Perhaps this isn’t rant-y enough to merit a Pit post. Add some explitives to it if you’d like, but I take no responsibility for the vile words you’d have me spew in your own imaginations.
Scene: The gas station. I pull in, happy that I have a full weekend ahead of me with a minimum of homework, and confident that I got a great grade on the Programming Languages quiz not half an hour past. Go to pay island, insert card, the general rigamarole. Enter the coot that Time forgot.
At the pump across from mine, an old car sits. (sounds like the openling line of a bad poem, but there it is.) I drive something not-too-new myself, but this clanking monstrosity must have been terrorizing the Clan of the Cave Bear at night as it befouled the air with waves of choking smog, leaving only twin tire ruts in the oil-spattered mud to mark its existence as it vanished into the forest at sunrise. Poking from the open driver’s side door is an old man with the thickest wallet I’d seen outside of Seinfeld.
“'Scuse me, young fella” he calls (that’s right, “young fella.” I’m waiting for “whippersnapper.”). “I’m having some problems with the machine here.”
“Sure, what’s wrong?” I ask. I’ve got some spare time, and still have my good turn of the day to fulfill. Helping this guy fill the land yacht isn’t going to ruin me, and the good karma oughta accumulate, maybe snowball its way into getting me a cushy job this summer.
“The machine, it isn’t taking my card,” he explains. It’s done that to me before, but I’d just finished using it not thirty seconds before and it was fine.
“The reader worked for me, is it your card?”
“No, my card’s okay. The machine, that’s the problem.” Hmm. The machine, that obviously isn’t the problem, because it worked perfectly. He’s probably putting his card in upside down or something and is oblivious to the little picture of a card’s orientation right next to the slot. “It keeps asking for a number, a pee-eye-enn.”
“The PIN number? Just give it your PIN number and hit Enter.” Hoo boy, this is different.
“I don’t have a PIN number, just what’s on the card.” What the hell are you talking about? How did you ever use a credit card without knowing the PIN?
“You have to have a PIN. You can’t use any credit card without one. That’s how they work.” Maybe he’s used to using check cards, and put in a credit card by mistake?
“No, I use this card all the time. It’s the machine.” Now you’re making stuff up. “Can I use yours, and write you a check?”

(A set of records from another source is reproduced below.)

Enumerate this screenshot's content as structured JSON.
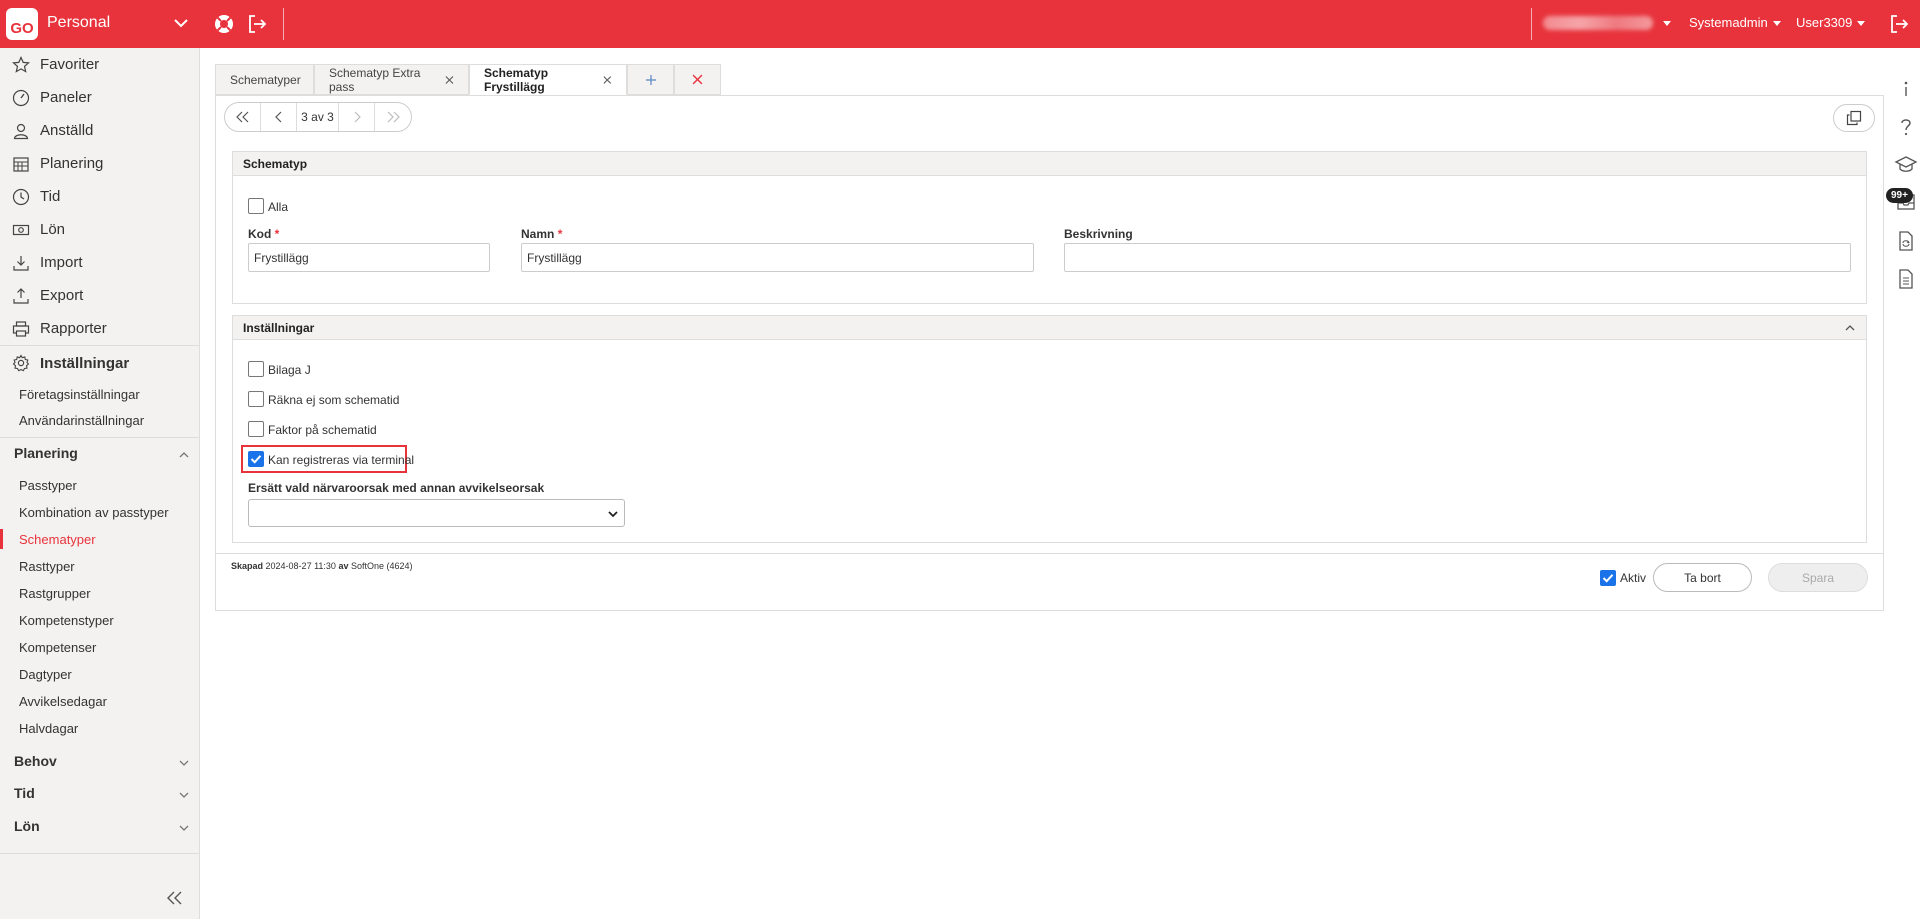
{
  "topbar": {
    "logo": "GO",
    "module": "Personal",
    "role_menu": "Systemadmin",
    "user_menu": "User3309"
  },
  "sidebar": {
    "main": [
      {
        "label": "Favoriter",
        "icon": "star-icon"
      },
      {
        "label": "Paneler",
        "icon": "dashboard-icon"
      },
      {
        "label": "Anställd",
        "icon": "person-icon"
      },
      {
        "label": "Planering",
        "icon": "calendar-icon"
      },
      {
        "label": "Tid",
        "icon": "clock-icon"
      },
      {
        "label": "Lön",
        "icon": "money-icon"
      },
      {
        "label": "Import",
        "icon": "import-icon"
      },
      {
        "label": "Export",
        "icon": "export-icon"
      },
      {
        "label": "Rapporter",
        "icon": "printer-icon"
      },
      {
        "label": "Inställningar",
        "icon": "gear-icon"
      }
    ],
    "settings_links": [
      "Företagsinställningar",
      "Användarinställningar"
    ],
    "groups": {
      "planering": {
        "title": "Planering",
        "items": [
          "Passtyper",
          "Kombination av passtyper",
          "Schematyper",
          "Rasttyper",
          "Rastgrupper",
          "Kompetenstyper",
          "Kompetenser",
          "Dagtyper",
          "Avvikelsedagar",
          "Halvdagar"
        ],
        "active": "Schematyper"
      },
      "behov": "Behov",
      "tid": "Tid",
      "lon": "Lön"
    }
  },
  "tabs": [
    {
      "label": "Schematyper",
      "closable": false
    },
    {
      "label": "Schematyp Extra pass",
      "closable": true
    },
    {
      "label": "Schematyp Frystillägg",
      "closable": true,
      "active": true
    }
  ],
  "pager": {
    "position": "3 av 3"
  },
  "schematyp": {
    "title": "Schematyp",
    "alla_label": "Alla",
    "alla_checked": false,
    "kod_label": "Kod",
    "kod_value": "Frystillägg",
    "namn_label": "Namn",
    "namn_value": "Frystillägg",
    "beskrivning_label": "Beskrivning",
    "beskrivning_value": "",
    "required_mark": "*"
  },
  "installningar": {
    "title": "Inställningar",
    "options": [
      {
        "label": "Bilaga J",
        "checked": false
      },
      {
        "label": "Räkna ej som schematid",
        "checked": false
      },
      {
        "label": "Faktor på schematid",
        "checked": false
      },
      {
        "label": "Kan registreras via terminal",
        "checked": true
      }
    ],
    "replace_label": "Ersätt vald närvaroorsak med annan avvikelseorsak",
    "replace_value": ""
  },
  "footer": {
    "created_label": "Skapad",
    "created_date": "2024-08-27 11:30",
    "by_label": "av",
    "created_by": "SoftOne (4624)",
    "aktiv_label": "Aktiv",
    "aktiv_checked": true,
    "delete_label": "Ta bort",
    "save_label": "Spara"
  },
  "rail": {
    "badge": "99+"
  },
  "colors": {
    "brand": "#e8333c",
    "checkbox": "#1a73e8"
  }
}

Now I’m not going to take him up on that offer in any case - but I’ve got an out. I use prepaid cards at the station, and the one I’m using has just enough left for one last half tank plus a little topping off. The concept seems to elude TCTTF as I try to explain it to him. He accuses me of lying to him.
“Nope.” I show him the card. It’ll be out of money when I finish pumping anyway.
“Yours has the pee-eye-enn on it. Why doesn’t mine?” Again, I point out that prepaid cards from the gasoline company are different from credit cards - mine has the PIN because it’s the same as cash.
“Where can I get a pin?” What? Did your card fall out of the sky and land in your hands without you knowing about it? At least I’ve gotten him out of spelling it every time.
“You have a PIN. It’s part of the process of getting a credit card. You have to set the PIN before you can use it.”
He becomes defiant. “I have never had a pin number to use a credit card.” Liar.
At this point in my life I still have enough respect for the elderly not to flat-out accuse him of it, because I don’t want to be the stereotypical “young-punk-harassing-the-old-guy-who-just-wants-to-use-the-gas-station.” I just want out of this situation. So I take back my card and proceed to fill up my car, and suggest that he ask the attendant inside about the process, because, after all, he’s a professional salesperson and is used to settling troubles with credit cards.
Off he storms. I feel bad for inflicting a conversation with TCTTF on the poor shmoe working the register in there right now.
I’m feeling somewhat guilty about fleeing the scene of this abortive gesture of goodwill. What the hell could I do? He had a problem that I couldn’t help him with, and he denied the possibility that I couldn’t help him.